Segment Start: THE DATA
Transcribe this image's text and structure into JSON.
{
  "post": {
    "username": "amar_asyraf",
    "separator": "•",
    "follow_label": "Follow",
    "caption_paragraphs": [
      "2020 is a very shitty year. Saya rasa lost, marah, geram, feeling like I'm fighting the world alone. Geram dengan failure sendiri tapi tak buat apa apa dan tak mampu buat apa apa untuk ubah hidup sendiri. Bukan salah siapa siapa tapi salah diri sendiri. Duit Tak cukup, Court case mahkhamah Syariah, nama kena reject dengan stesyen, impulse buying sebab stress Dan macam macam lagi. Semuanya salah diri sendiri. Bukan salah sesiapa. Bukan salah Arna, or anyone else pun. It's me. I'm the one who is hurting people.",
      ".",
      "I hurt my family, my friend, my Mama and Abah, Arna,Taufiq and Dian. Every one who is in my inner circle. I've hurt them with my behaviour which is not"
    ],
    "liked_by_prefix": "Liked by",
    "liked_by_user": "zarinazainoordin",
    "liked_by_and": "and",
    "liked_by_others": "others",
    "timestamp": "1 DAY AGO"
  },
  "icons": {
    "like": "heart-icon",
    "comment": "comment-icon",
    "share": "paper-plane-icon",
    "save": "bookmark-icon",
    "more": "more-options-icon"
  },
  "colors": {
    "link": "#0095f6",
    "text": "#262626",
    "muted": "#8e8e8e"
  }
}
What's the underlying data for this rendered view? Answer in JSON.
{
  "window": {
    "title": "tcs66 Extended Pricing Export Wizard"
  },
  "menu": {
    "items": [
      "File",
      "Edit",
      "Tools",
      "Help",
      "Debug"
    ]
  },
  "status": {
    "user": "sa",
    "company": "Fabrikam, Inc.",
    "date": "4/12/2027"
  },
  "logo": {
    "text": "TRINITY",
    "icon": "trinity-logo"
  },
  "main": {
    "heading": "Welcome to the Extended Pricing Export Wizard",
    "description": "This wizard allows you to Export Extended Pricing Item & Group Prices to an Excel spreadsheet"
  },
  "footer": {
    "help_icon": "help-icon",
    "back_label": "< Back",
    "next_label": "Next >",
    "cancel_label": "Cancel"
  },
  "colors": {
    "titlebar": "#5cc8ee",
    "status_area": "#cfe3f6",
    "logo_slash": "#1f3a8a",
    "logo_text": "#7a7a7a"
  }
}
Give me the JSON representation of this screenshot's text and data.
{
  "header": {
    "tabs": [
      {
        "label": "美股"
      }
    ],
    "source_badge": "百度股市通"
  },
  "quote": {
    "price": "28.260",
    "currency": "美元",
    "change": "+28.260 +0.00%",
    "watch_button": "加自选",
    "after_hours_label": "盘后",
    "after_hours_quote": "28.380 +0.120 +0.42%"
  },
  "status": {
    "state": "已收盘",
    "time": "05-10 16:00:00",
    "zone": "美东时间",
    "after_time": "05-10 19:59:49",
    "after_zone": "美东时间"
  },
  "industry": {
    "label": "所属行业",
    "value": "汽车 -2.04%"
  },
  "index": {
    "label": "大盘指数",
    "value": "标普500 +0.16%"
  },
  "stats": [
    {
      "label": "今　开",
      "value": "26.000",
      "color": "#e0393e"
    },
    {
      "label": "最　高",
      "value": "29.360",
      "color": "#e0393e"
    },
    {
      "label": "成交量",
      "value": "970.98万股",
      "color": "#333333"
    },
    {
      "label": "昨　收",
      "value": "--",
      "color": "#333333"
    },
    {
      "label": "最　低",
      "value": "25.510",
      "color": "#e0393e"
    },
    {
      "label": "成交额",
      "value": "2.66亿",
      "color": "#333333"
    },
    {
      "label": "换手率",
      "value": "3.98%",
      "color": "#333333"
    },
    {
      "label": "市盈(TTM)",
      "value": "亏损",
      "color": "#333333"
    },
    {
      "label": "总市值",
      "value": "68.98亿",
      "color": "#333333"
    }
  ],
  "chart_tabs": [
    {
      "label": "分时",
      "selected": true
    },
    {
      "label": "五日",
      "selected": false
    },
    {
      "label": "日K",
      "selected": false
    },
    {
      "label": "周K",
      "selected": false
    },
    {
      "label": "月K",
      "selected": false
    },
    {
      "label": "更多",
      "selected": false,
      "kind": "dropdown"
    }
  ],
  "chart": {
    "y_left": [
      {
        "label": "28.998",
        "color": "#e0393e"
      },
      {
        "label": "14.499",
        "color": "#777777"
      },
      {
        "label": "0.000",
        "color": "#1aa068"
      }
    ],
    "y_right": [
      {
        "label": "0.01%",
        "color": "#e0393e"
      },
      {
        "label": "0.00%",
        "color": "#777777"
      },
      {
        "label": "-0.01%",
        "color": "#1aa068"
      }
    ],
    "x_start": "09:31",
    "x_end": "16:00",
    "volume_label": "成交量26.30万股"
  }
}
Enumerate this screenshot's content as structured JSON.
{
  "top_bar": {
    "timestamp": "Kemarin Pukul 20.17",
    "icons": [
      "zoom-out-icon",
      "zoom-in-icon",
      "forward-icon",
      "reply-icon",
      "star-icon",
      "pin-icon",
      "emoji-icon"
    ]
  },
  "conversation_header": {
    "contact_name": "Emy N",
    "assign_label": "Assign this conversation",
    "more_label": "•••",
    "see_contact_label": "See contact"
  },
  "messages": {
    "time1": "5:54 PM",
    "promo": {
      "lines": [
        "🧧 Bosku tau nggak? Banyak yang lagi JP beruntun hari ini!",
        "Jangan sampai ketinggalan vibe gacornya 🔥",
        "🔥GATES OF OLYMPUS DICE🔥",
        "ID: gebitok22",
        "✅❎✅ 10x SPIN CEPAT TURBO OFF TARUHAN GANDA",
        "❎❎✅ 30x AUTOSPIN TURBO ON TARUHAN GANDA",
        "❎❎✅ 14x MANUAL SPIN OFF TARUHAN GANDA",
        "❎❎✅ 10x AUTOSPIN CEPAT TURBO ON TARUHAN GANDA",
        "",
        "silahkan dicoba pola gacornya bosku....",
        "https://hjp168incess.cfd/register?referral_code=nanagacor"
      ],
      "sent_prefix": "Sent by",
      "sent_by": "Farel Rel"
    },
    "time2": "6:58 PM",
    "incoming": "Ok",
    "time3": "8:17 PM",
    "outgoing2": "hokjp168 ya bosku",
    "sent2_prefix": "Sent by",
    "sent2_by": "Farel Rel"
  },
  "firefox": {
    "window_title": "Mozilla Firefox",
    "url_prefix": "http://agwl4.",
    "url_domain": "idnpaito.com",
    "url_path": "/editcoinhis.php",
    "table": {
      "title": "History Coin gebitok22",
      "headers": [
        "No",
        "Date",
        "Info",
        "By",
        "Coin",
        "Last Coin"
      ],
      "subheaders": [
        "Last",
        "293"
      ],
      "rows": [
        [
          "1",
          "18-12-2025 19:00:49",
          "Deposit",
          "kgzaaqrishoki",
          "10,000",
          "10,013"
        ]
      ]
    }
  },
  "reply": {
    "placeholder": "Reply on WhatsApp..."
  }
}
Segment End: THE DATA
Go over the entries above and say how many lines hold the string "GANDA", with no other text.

SOLVED EXERCISE: 4